Records from a data source
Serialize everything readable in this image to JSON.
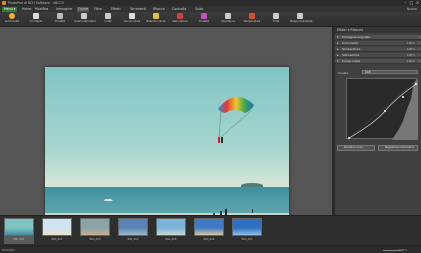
{
  "window": {
    "title": "PhotoPad di NCH Software - 4BCC9",
    "minimize": "–",
    "maximize": "□",
    "close": "✕"
  },
  "menu": {
    "file": "Menu ▾",
    "items": [
      "Home",
      "Modifica",
      "Immagine",
      "Colore",
      "Filtro",
      "Effetti",
      "Strumenti",
      "Ritocca",
      "Controlla",
      "Suite"
    ],
    "active_index": 3,
    "right": "Nuovo"
  },
  "toolbar": [
    {
      "label": "Luminosità",
      "icon": "sun-icon",
      "color": "#f0b030"
    },
    {
      "label": "Contrasto",
      "icon": "contrast-icon",
      "color": "#dddddd"
    },
    {
      "label": "Tonalità",
      "icon": "histogram-icon",
      "color": "#bbbbbb"
    },
    {
      "label": "Livelli automatici",
      "icon": "levels-auto-icon",
      "color": "#cccccc"
    },
    {
      "label": "Livelli",
      "icon": "levels-icon",
      "color": "#cccccc"
    },
    {
      "label": "Curve colore",
      "icon": "curves-icon",
      "color": "#dddddd"
    },
    {
      "label": "Bilancia colore",
      "icon": "balance-icon",
      "color": "#e0c040"
    },
    {
      "label": "Saturazione",
      "icon": "saturation-icon",
      "color": "#d04040"
    },
    {
      "label": "Tonalità",
      "icon": "color-wheel-icon",
      "color": "#c050c0"
    },
    {
      "label": "Sfumatura",
      "icon": "tint-icon",
      "color": "#cccccc"
    },
    {
      "label": "Temperatura",
      "icon": "thermometer-icon",
      "color": "#d05030"
    },
    {
      "label": "Tinta",
      "icon": "tint-drop-icon",
      "color": "#cccccc"
    },
    {
      "label": "Mappa Gradiente",
      "icon": "gradient-map-icon",
      "color": "#cccccc"
    }
  ],
  "panel": {
    "header": "Effetti e Ritocchi",
    "rows": [
      {
        "label": "Immagine originale",
        "value": "",
        "open": true
      },
      {
        "label": "Luminosità",
        "value": "100%"
      },
      {
        "label": "Temperatura",
        "value": "100%"
      },
      {
        "label": "Saturazione",
        "value": "100%"
      },
      {
        "label": "Curve colore",
        "value": "100%",
        "open": true
      }
    ],
    "canale_label": "Canale",
    "canale_value": "RGB",
    "btn_reset": "Ripristina curva",
    "btn_auto": "Regolazione Automatica"
  },
  "filmstrip": [
    {
      "name": "IMG_001",
      "selected": true,
      "colors": [
        "#7fc4c4",
        "#3f8fa0"
      ]
    },
    {
      "name": "IMG_002",
      "colors": [
        "#cfe3f0",
        "#e9e2d0"
      ]
    },
    {
      "name": "IMG_003",
      "colors": [
        "#8aa2a8",
        "#c7b08e"
      ]
    },
    {
      "name": "IMG_004",
      "colors": [
        "#5a83b5",
        "#a0b8c8"
      ]
    },
    {
      "name": "IMG_005",
      "colors": [
        "#7ab4d8",
        "#c9d8cf"
      ]
    },
    {
      "name": "IMG_006",
      "colors": [
        "#3f7bc4",
        "#d8c9a0"
      ]
    },
    {
      "name": "IMG_007",
      "colors": [
        "#2e6fc2",
        "#8ec0e8"
      ]
    }
  ],
  "status": {
    "left": "PhotoPad",
    "zoom": "100%"
  }
}
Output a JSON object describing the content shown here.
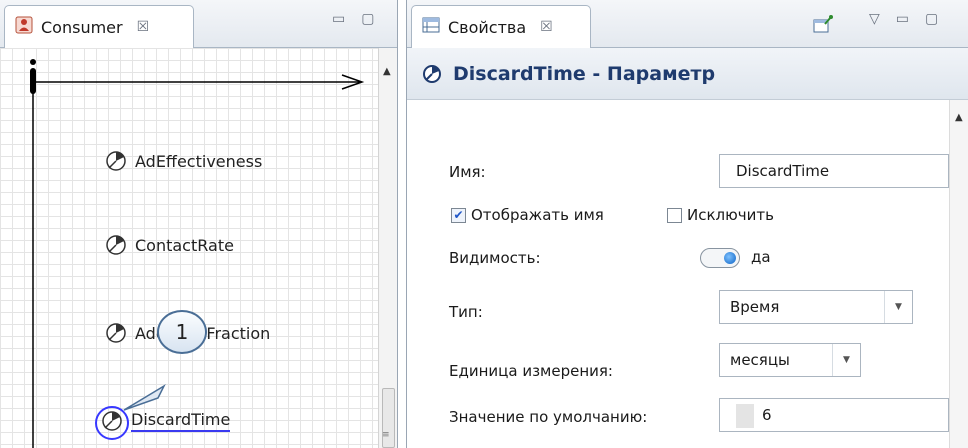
{
  "left_view": {
    "tab_label": "Consumer",
    "tab_close": "☒",
    "minimize": "▭",
    "maximize": "▢"
  },
  "diagram": {
    "parameters": [
      {
        "name": "AdEffectiveness"
      },
      {
        "name": "ContactRate"
      },
      {
        "name": "AdoptionFraction"
      },
      {
        "name": "DiscardTime"
      }
    ],
    "callout_number": "1"
  },
  "right_view": {
    "tab_label": "Свойства",
    "tab_close": "☒",
    "view_menu": "▽",
    "minimize": "▭",
    "maximize": "▢"
  },
  "properties": {
    "title": "DiscardTime - Параметр",
    "name_label": "Имя:",
    "name_value": "DiscardTime",
    "show_name_label": "Отображать имя",
    "show_name_checked": true,
    "exclude_label": "Исключить",
    "exclude_checked": false,
    "visibility_label": "Видимость:",
    "visibility_value": "да",
    "type_label": "Тип:",
    "type_value": "Время",
    "unit_label": "Единица измерения:",
    "unit_value": "месяцы",
    "default_label": "Значение по умолчанию:",
    "default_value": "6"
  },
  "colors": {
    "header_text": "#1f3b6e",
    "selection": "#3838ff",
    "checkbox_check": "#1f56c7",
    "toggle_knob": "#0b62c4"
  }
}
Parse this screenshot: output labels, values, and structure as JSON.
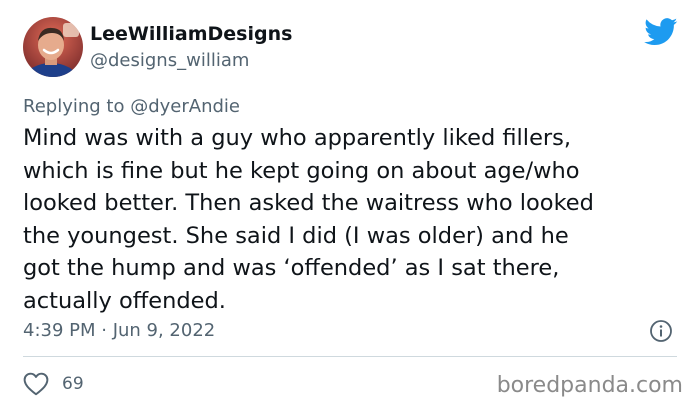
{
  "author": {
    "display_name": "LeeWilliamDesigns",
    "handle": "@designs_william"
  },
  "reply": {
    "prefix": "Replying to",
    "mention": "@dyerAndie"
  },
  "tweet": {
    "lines": [
      "Mind was with a guy who apparently liked fillers,",
      "which is fine but he kept going on about age/who",
      "looked better. Then asked the waitress who looked",
      "the youngest. She said I did (I was older) and he",
      "got the hump and was ‘offended’ as I sat there,",
      "actually offended."
    ],
    "timestamp": "4:39 PM · Jun 9, 2022"
  },
  "engagement": {
    "likes": "69"
  },
  "watermark": "boredpanda.com",
  "icons": {
    "brand": "twitter-bird-icon",
    "info": "info-icon",
    "like": "heart-icon"
  },
  "colors": {
    "twitter_blue": "#1d9bf0",
    "secondary_text": "#536471",
    "divider": "#cfd9de"
  }
}
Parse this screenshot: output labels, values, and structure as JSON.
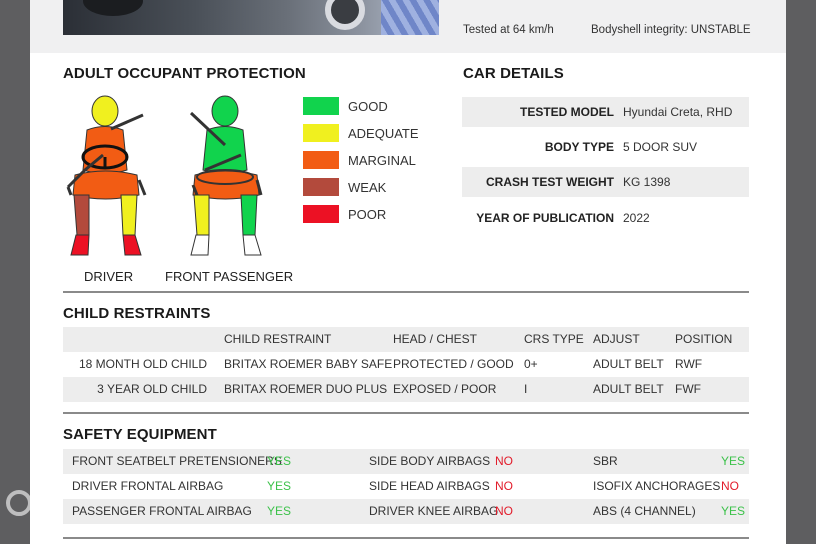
{
  "colors": {
    "good": "#11d34d",
    "adequate": "#f0f01f",
    "marginal": "#f25c14",
    "weak": "#b34a3c",
    "poor": "#ec1124",
    "yes": "#3cc24a",
    "no": "#e21b2a"
  },
  "header": {
    "tested_speed": "Tested at 64 km/h",
    "bodyshell": "Bodyshell integrity: UNSTABLE"
  },
  "adult": {
    "title": "ADULT OCCUPANT PROTECTION",
    "legend": [
      {
        "label": "GOOD",
        "color": "#11d34d"
      },
      {
        "label": "ADEQUATE",
        "color": "#f0f01f"
      },
      {
        "label": "MARGINAL",
        "color": "#f25c14"
      },
      {
        "label": "WEAK",
        "color": "#b34a3c"
      },
      {
        "label": "POOR",
        "color": "#ec1124"
      }
    ],
    "driver_label": "DRIVER",
    "passenger_label": "FRONT PASSENGER",
    "driver_ratings": {
      "head": "adequate",
      "chest": "marginal",
      "pelvis": "marginal",
      "left_leg": "weak",
      "right_leg": "adequate",
      "left_foot": "poor",
      "right_foot": "poor"
    },
    "passenger_ratings": {
      "head": "good",
      "chest": "good",
      "pelvis": "marginal",
      "left_leg": "adequate",
      "right_leg": "good",
      "left_foot": "none",
      "right_foot": "none"
    }
  },
  "car_details": {
    "title": "CAR DETAILS",
    "rows": [
      {
        "key": "TESTED MODEL",
        "value": "Hyundai Creta, RHD"
      },
      {
        "key": "BODY TYPE",
        "value": "5 DOOR SUV"
      },
      {
        "key": "CRASH TEST WEIGHT",
        "value": "KG 1398"
      },
      {
        "key": "YEAR OF PUBLICATION",
        "value": "2022"
      }
    ]
  },
  "child": {
    "title": "CHILD RESTRAINTS",
    "headers": [
      "CHILD RESTRAINT",
      "HEAD / CHEST",
      "CRS TYPE",
      "ADJUST",
      "POSITION"
    ],
    "rows": [
      {
        "occupant": "18 MONTH OLD CHILD",
        "restraint": "BRITAX ROEMER BABY SAFE",
        "head_chest": "PROTECTED / GOOD",
        "crs_type": "0+",
        "adjust": "ADULT BELT",
        "position": "RWF"
      },
      {
        "occupant": "3 YEAR OLD CHILD",
        "restraint": "BRITAX ROEMER DUO PLUS",
        "head_chest": "EXPOSED / POOR",
        "crs_type": "I",
        "adjust": "ADULT BELT",
        "position": "FWF"
      }
    ]
  },
  "safety": {
    "title": "SAFETY EQUIPMENT",
    "rows": [
      [
        {
          "label": "FRONT SEATBELT PRETENSIONERS",
          "value": "YES"
        },
        {
          "label": "SIDE BODY AIRBAGS",
          "value": "NO"
        },
        {
          "label": "SBR",
          "value": "YES"
        }
      ],
      [
        {
          "label": "DRIVER FRONTAL AIRBAG",
          "value": "YES"
        },
        {
          "label": "SIDE HEAD AIRBAGS",
          "value": "NO"
        },
        {
          "label": "ISOFIX ANCHORAGES",
          "value": "NO"
        }
      ],
      [
        {
          "label": "PASSENGER FRONTAL AIRBAG",
          "value": "YES"
        },
        {
          "label": "DRIVER KNEE AIRBAG",
          "value": "NO"
        },
        {
          "label": "ABS (4 CHANNEL)",
          "value": "YES"
        }
      ]
    ]
  }
}
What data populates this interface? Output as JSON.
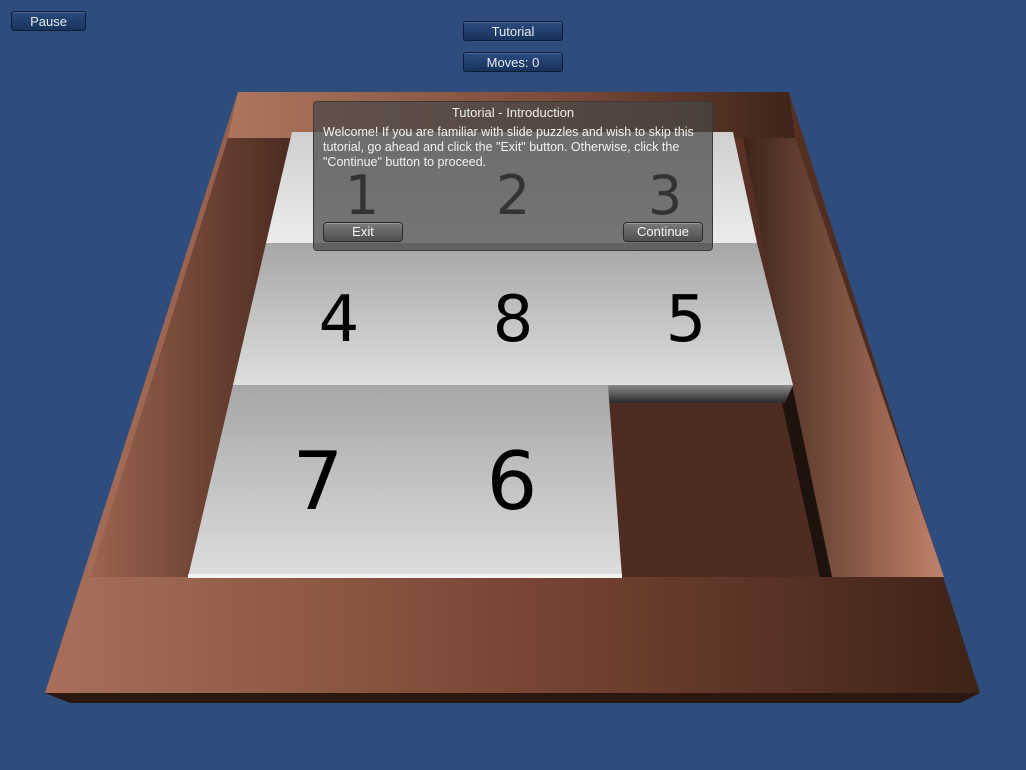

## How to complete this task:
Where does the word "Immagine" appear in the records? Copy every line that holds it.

## Answer to this task:
      "Immagine",
        "label": "Immagine originale",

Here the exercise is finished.